SQL Standard

SQL Limit

When we are working in an SQL database, we may come across instances where we need to fetch a specific subset of rows from a given table. This allows us to limit the resources needed to fetch the values from the table.

Luckily, in SQL, we have access to the LIMIT clause which allows us to control the number of rows that are returned within a given result set. This feature is very useful when we are dealing with a large data set and do not actually need the entire row but instead a subset of it. This can be either to get the layout of the data or presentation.

In this tutorial, we will learn how we can use and work with the LIMIT clause in SQL databases to specify the number of rows that we wish to retrieve from the database.


Before we dive into the workings and usage of the LIMIT clause in SQL, let us discuss some basic requirements for this tutorial.

To follow along with this post, you will require the following:

  1. MySQL 8.0 and above will work with MySQL 5
  2. Access to the Sakila sample database
  3. Permissions to query the rows from the target database (read access)

With the given requirements met, we can proceed with this tutorial.


In SQL, the LIMIT clause allows us to restrict the number of rows that are returned from a given SQL Query. For example, in a SELECT statement, instead of returning all the rows from the table, which may contain over 1000 records, we can choose to view only the first 10 rows.

The following shows the basic syntax of the LIMIT clause in SQL:

SELECT col1, col2, ...

FROM tbl_name

LIMIT num_rows;

In this example, we use the LIMIT clause in conjunction with the SELECT statement.

From the given syntax, the “tbl_name” represents the name of the table from which we wish to retrieve the data.

The “num_rows” allows us to specify the maximum number of rows that are returned in the result set.

Example 1: Limit the Number of Rows

The most common and fundamental role of the LIMIT clause is to set the maximum number of rows that are included in the result set.

Suppose we want to use the “film” table from the Sakila sample database. However, since we do not want to fetch all the associated rows, we can select the first 10 rows as shown in the following example clause:



Once we run the previous query, we should get an output as follows:

A screenshot of a computer Description automatically generated

In this example, we use the LIMIT clause to restrict the result set to 10 rows. This fetches the first 10 rows from the result.

Example 2: Using the OFFSET Value

In some cases, we may wish to skip or omit a specific number of rows. For example, suppose we wish to retrieve only five elements but we want to start at position 20. We can use the OFFSET parameter which allows us to tell the LIMIT clause at which position we wish to start.

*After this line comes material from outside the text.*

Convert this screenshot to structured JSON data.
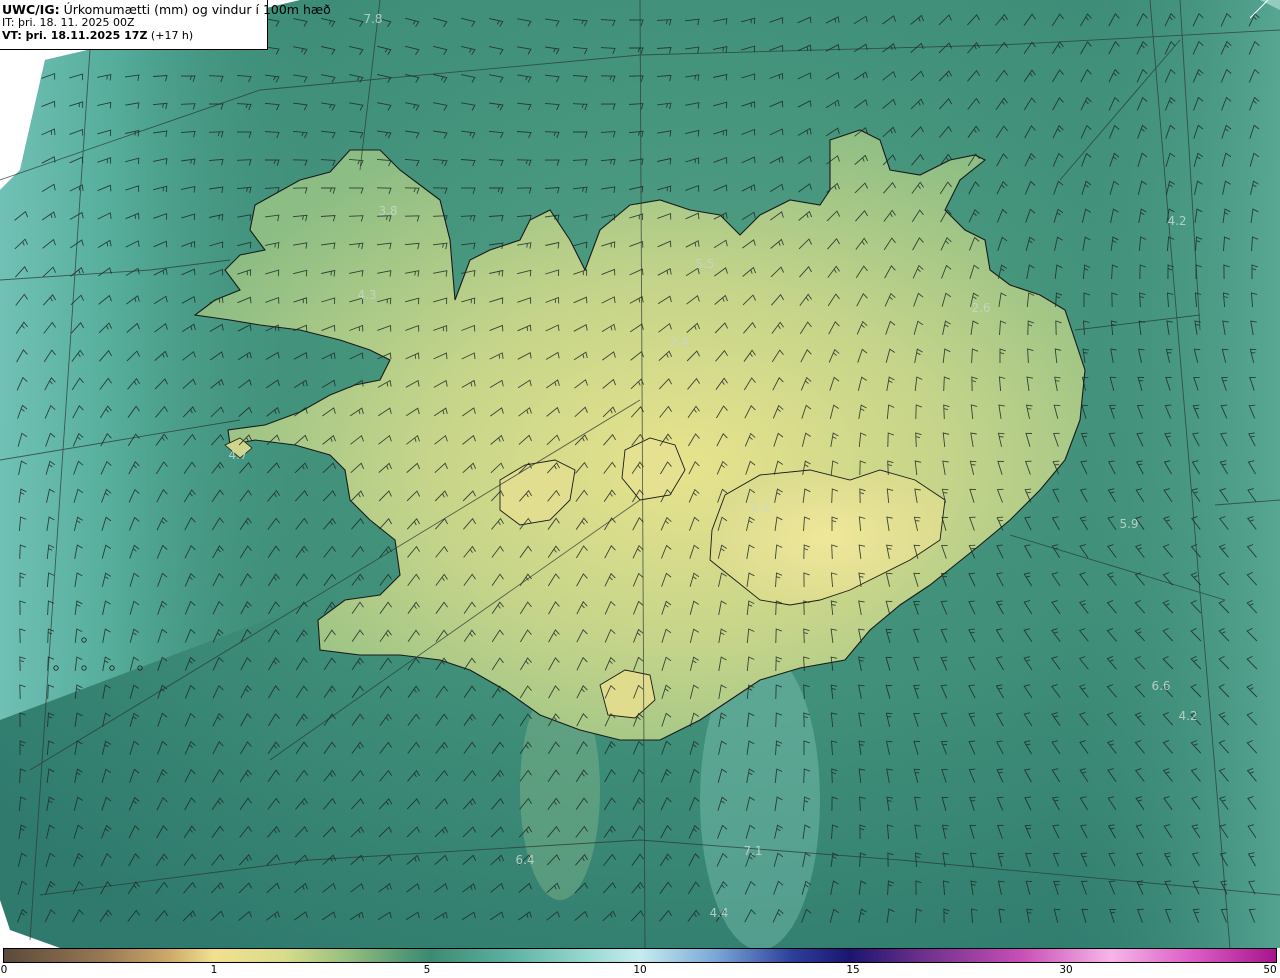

This is particularly useful when you need to implement the pagination in a large dataset as shown in the following example:

SELECT film_id, title, release_year, `length` FROM film


This should return 10 rows which starts from position 20 as follows:

As you can see from the given result, the “film_id” starts at position 21 and proceeds to position 30.

Example 3: Using the Order BY Clause

Another common use of the LIMIT clause is in combination with the ORDER BY clause. This allows us to retrieve specific number of rows that are based on a particular order. This can include basic sorting (ascending or descending), etc.

For example, suppose we want to retrieve the top 10 longest films from the “film” table. We can use the ORDER BY clause to sort the values based on the length and then limit the first 10 rows.

An example is as follows:

SELECT f.film_id, f.title, f.length

FROM film f



In this case, we use the ORDER BY clause to order the rows in descending order (highest to lowest) and then fetch the first 10 rows using the LIMIT clause.

The resulting result set is as follows:

A table of a list Description automatically generated with medium confidence

There you have it!


In this post, we learned the fundamentals and advanced features of working with the LIMIT clause in SQL databases.

About the author

John Otieno

My name is John and am a fellow geek like you. I am passionate about all things computers from Hardware, Operating systems to Programming. My dream is to share my knowledge with the world and help out fellow geeks. Follow my content by subscribing to LinuxHint mailing list